Japan's capture of Shanghai convinced Chiang Kaishek that his capital at Nanjing was indefensible, forcing him to relocate to Wuhan. Nanjing fell only days later. The Japanese followed their victory with six weeks of mass slaughter and atrocities, an event which drew international condemnation as the 'Rape of Nanking' (the contemporary spelling of Nanjing).
Treaty ports were towns opened to foreign trade by unequal treaties in China. Foreigners operating within treaty ports enjoyed extraterritoriality, being subject to their home country's laws. Unlike concessions such as Hong Kong, these territories were not directly leased by the foreign powers and did not have sizable foreign garrisons.

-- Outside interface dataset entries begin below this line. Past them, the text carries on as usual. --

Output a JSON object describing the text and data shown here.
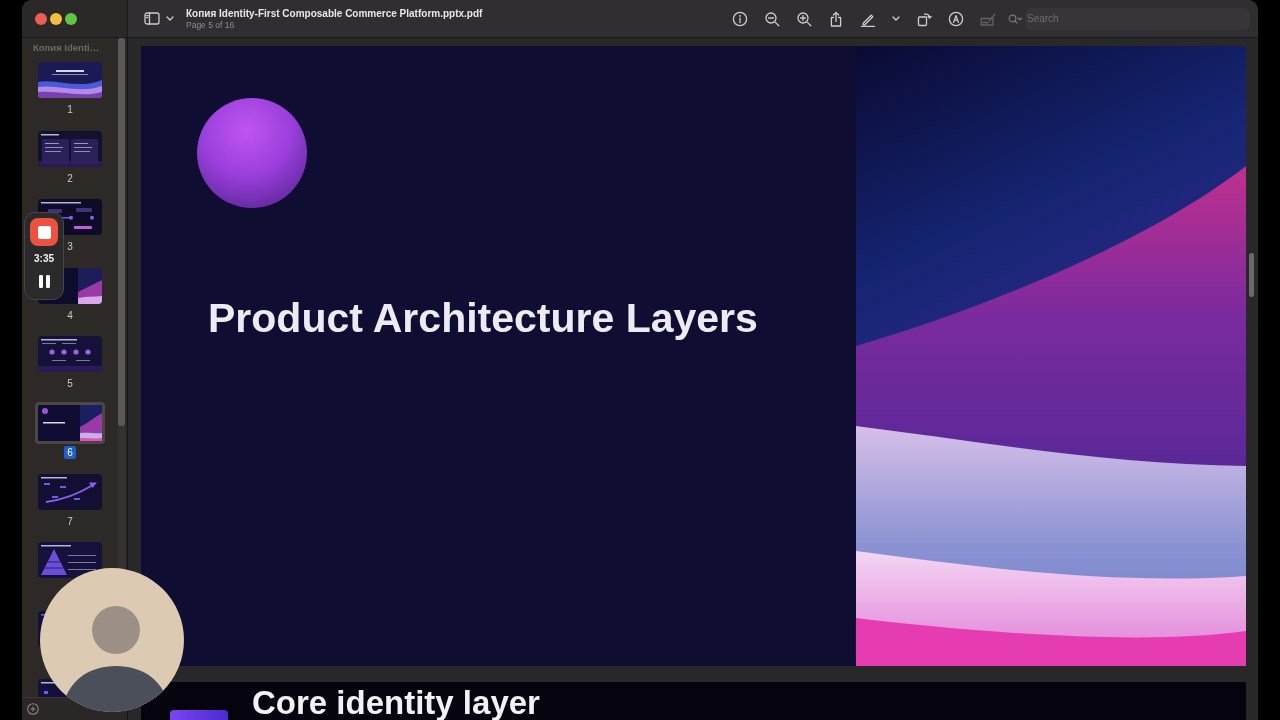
{
  "window": {
    "title": "Копия Identity-First Composable Commerce Platform.pptx.pdf",
    "subtitle": "Page 5 of 16"
  },
  "toolbar": {
    "tools": [
      {
        "kind": "info",
        "disabled": false
      },
      {
        "kind": "zoomout",
        "disabled": false
      },
      {
        "kind": "zoomin",
        "disabled": false
      },
      {
        "kind": "share",
        "disabled": false
      },
      {
        "kind": "markup",
        "disabled": false
      },
      {
        "kind": "rotate",
        "disabled": false
      },
      {
        "kind": "annotate",
        "disabled": false
      },
      {
        "kind": "sign",
        "disabled": true
      }
    ],
    "search": {
      "placeholder": "Search"
    }
  },
  "sidebar": {
    "title": "Копия Identi…",
    "thumbnails": [
      {
        "kind": "cover",
        "label": "1",
        "selected": false
      },
      {
        "kind": "columns",
        "label": "2",
        "selected": false
      },
      {
        "kind": "flow",
        "label": "3",
        "selected": false
      },
      {
        "kind": "hero",
        "label": "4",
        "selected": false
      },
      {
        "kind": "steps",
        "label": "5",
        "selected": false
      },
      {
        "kind": "title",
        "label": "6",
        "selected": true
      },
      {
        "kind": "roadmap",
        "label": "7",
        "selected": false
      },
      {
        "kind": "pyramid",
        "selected": false
      },
      {
        "kind": "plain",
        "selected": false
      },
      {
        "kind": "panels",
        "selected": false
      }
    ]
  },
  "slides": [
    {
      "kind": "title",
      "title": "Product Architecture Layers"
    },
    {
      "kind": "section",
      "title": "Core identity layer"
    }
  ],
  "recording": {
    "time": "3:35"
  }
}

Treaty ports are not shown in the maps after the 1911 Chinese Revolution in order to give a clearer picture of the chaos in China itself and as by that point their numbers had stabilized. After the revolution, some of the smaller ports were phased out while the others became less important as the situation in China meant that only the concessions could provide foreigners with security. Most, however, still continued on into the 1940s when the Japanese entry into World War II and foreign agreements with China brought them to an end.
See this map for treaty ports in 1907, when the system was at its peak.
By the terms of the Treaty of Tientsin (1858), foreign vessels including warships had the right to free navigation on the Yangtze River. In practical terms, this right extended only as far as Yichang until 1900, when advances in steam navigation allowed access as far inland as Chongqing.
Japanese conquer northern Shanxi
Nationalist Chinese government moves to Wuhan
Battle of Nanjing
USS Panay incident
Japanese aircraft and army boats fired on and sank the USS Panay, an American gunboat anchored in the Yangtze River outside Nanjing, China, killing three crew and forcing the others to take refuge ashore. The Japanese government took full responsibility for the event, but maintained that the attack had been unintentional and that US flags had not been visible - claims disputed by the Panay's crew. On 22 April 1938, the Japanese paid the US a $2,214,007.36 indemnity, officially ending the incident.
Rape of Nanking
Japanese troops conduct mass slaughter and mass rape against inhabitants of Nanjing (Nanking)